At the SOG school, Instructor Mike Cameron showed us the prone shooting position he uses and taught us his technique for shooting without a pinch bag, which involves using your offhand to support the butt of the rifle. Your wrist offers bone support and the “V” formed by your thumb and index finger support the butt of the rifle.
Before long, we were “driving tacks” without pinch bags and we were true believers. Having been permanently weaned off of this unnecessary and limiting piece of equipment, we quit carrying pinch bags altogether. Our training and self-confidence had been elevated to a new level and we owed a great debt of gratitude to Mike Cameron.
Whether a veteran sniper or beginner, if you use a pinch bag, consider weaning yourself off of it. Once you become as proficient without it as you were with it, your confidence will soar. In sniper work, confidence in yourself and your equipment is immeasurable.
You will enjoy a number of benefits. You will no longer have to lug it around from place to place on callouts and from one shooting station to another during training or competition. You will never again worry about what would happen should you forget it or lose it during a callout. Lastly, but most importantly, it will decrease the time it takes for you to set up to take a shot.
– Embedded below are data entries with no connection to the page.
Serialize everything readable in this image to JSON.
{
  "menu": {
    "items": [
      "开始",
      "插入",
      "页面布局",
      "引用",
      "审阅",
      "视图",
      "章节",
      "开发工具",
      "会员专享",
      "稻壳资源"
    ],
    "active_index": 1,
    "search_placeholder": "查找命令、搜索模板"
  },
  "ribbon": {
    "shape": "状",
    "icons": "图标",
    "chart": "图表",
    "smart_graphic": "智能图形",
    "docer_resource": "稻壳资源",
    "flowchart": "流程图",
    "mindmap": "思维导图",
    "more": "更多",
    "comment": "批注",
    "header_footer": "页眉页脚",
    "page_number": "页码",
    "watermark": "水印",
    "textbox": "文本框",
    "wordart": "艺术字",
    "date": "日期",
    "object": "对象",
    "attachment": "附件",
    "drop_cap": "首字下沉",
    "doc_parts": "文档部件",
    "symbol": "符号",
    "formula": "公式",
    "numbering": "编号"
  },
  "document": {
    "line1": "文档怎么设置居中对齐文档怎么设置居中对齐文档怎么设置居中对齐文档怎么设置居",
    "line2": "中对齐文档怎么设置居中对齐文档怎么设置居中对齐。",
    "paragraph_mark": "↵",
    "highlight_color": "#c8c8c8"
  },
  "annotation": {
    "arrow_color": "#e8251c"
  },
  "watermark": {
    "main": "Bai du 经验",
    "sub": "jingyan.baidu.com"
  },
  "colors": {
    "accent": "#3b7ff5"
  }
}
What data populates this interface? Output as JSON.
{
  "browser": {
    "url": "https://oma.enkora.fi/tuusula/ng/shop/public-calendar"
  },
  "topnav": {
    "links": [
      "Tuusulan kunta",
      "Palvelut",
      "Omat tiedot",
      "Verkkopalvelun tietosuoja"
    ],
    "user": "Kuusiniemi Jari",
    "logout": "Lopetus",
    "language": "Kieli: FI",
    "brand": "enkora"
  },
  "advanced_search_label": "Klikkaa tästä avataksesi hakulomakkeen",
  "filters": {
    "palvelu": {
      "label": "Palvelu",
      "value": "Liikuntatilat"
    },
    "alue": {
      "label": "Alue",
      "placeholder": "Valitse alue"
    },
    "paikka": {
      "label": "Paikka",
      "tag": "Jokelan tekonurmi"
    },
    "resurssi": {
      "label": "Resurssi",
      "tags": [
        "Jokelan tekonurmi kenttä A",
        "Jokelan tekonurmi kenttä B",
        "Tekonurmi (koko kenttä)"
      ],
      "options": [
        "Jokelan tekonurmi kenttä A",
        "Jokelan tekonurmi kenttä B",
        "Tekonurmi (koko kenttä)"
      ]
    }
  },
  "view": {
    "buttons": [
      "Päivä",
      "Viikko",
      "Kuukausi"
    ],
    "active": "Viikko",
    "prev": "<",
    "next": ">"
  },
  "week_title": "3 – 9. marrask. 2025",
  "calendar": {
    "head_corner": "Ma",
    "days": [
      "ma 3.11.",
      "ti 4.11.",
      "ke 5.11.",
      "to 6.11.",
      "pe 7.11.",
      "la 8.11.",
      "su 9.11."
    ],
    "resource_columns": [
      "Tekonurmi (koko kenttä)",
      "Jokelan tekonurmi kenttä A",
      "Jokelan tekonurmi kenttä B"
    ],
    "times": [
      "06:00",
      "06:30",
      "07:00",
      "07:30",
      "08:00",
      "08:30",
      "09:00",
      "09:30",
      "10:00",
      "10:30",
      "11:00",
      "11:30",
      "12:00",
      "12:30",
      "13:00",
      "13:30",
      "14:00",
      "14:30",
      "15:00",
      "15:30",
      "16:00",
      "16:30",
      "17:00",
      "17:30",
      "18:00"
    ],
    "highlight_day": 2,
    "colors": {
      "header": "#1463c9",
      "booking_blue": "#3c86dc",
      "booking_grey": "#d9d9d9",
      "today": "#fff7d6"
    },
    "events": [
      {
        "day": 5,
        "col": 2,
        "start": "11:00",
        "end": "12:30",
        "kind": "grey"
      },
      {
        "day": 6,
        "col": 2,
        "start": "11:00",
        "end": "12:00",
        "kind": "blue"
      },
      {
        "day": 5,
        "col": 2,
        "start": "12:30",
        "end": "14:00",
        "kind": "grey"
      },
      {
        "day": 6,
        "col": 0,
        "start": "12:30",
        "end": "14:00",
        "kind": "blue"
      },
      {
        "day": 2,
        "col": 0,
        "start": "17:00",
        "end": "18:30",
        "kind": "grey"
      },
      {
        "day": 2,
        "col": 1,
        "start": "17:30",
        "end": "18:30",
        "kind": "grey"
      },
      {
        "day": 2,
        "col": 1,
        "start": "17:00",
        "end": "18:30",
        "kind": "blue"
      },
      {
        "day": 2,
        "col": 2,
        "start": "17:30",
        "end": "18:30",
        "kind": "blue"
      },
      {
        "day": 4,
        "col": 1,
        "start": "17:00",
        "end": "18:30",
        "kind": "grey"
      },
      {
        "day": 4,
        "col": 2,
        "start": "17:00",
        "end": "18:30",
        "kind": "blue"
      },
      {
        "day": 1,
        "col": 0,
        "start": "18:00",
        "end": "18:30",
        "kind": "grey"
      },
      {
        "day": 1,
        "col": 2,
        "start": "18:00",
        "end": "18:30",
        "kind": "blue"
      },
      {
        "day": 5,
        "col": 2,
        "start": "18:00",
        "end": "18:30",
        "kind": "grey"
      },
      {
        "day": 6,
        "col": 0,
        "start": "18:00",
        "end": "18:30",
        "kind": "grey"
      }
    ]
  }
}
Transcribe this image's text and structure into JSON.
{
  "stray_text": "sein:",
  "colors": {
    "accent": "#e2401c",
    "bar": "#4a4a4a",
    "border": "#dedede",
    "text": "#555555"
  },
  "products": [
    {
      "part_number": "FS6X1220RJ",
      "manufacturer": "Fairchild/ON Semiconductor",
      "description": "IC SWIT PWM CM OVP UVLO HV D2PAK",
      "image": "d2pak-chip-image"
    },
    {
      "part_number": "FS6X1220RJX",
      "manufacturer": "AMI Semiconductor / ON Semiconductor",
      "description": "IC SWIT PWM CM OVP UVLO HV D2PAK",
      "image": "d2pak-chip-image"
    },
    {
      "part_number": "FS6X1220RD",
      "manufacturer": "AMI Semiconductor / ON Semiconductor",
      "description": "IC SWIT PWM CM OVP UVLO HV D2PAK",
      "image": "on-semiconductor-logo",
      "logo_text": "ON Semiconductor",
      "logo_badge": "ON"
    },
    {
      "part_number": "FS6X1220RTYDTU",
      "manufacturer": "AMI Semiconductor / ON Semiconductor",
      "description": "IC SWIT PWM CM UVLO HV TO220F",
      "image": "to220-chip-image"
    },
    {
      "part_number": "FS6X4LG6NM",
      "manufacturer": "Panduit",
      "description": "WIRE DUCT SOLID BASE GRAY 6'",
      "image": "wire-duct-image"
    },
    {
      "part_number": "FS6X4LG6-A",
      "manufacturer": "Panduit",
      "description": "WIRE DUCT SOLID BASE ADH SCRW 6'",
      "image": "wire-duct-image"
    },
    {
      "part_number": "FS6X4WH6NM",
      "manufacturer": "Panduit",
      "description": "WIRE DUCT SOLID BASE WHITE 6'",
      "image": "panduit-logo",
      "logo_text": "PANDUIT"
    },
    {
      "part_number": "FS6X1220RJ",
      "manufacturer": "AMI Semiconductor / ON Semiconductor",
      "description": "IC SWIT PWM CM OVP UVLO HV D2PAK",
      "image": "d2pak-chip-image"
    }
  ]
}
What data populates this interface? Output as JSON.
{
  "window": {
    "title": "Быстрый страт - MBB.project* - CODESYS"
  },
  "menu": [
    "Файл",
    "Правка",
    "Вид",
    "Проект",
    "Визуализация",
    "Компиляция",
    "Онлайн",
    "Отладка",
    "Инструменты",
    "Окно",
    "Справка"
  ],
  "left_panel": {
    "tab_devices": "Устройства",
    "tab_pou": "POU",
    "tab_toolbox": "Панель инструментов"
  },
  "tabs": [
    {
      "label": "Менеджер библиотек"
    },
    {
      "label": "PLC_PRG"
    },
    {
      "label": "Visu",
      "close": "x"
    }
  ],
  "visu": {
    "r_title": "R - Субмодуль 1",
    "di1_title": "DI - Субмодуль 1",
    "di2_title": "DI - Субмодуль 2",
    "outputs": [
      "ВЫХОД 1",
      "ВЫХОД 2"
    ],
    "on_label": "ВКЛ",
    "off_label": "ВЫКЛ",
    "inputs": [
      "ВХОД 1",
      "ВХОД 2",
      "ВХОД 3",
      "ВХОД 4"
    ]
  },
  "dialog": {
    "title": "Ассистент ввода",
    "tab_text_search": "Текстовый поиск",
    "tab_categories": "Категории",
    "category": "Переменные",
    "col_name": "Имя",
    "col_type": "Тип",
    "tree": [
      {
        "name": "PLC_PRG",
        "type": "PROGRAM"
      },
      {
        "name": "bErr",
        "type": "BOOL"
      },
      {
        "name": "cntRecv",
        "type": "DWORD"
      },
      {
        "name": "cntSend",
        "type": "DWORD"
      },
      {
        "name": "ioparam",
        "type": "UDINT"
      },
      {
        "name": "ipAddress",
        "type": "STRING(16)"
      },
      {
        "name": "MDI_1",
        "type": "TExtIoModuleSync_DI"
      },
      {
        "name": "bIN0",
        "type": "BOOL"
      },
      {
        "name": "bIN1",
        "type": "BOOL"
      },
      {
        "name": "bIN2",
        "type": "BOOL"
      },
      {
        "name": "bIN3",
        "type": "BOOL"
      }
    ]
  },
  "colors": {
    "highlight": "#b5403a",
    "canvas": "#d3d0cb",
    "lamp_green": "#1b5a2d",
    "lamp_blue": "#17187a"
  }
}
When you are in the business of saving lives, you know every split second counts. This alone should motivate you to wean yourself off of the pinch bag.
All in all, you will be a better sniper for having done it. Like Mike Cameron, we should all make it our unrelenting goal to continually challenge ourselves and to improve in every way possible. “My name is BJ Bourg and I am a sniper. I am 13 years, four months, and seven days pinch bag free.”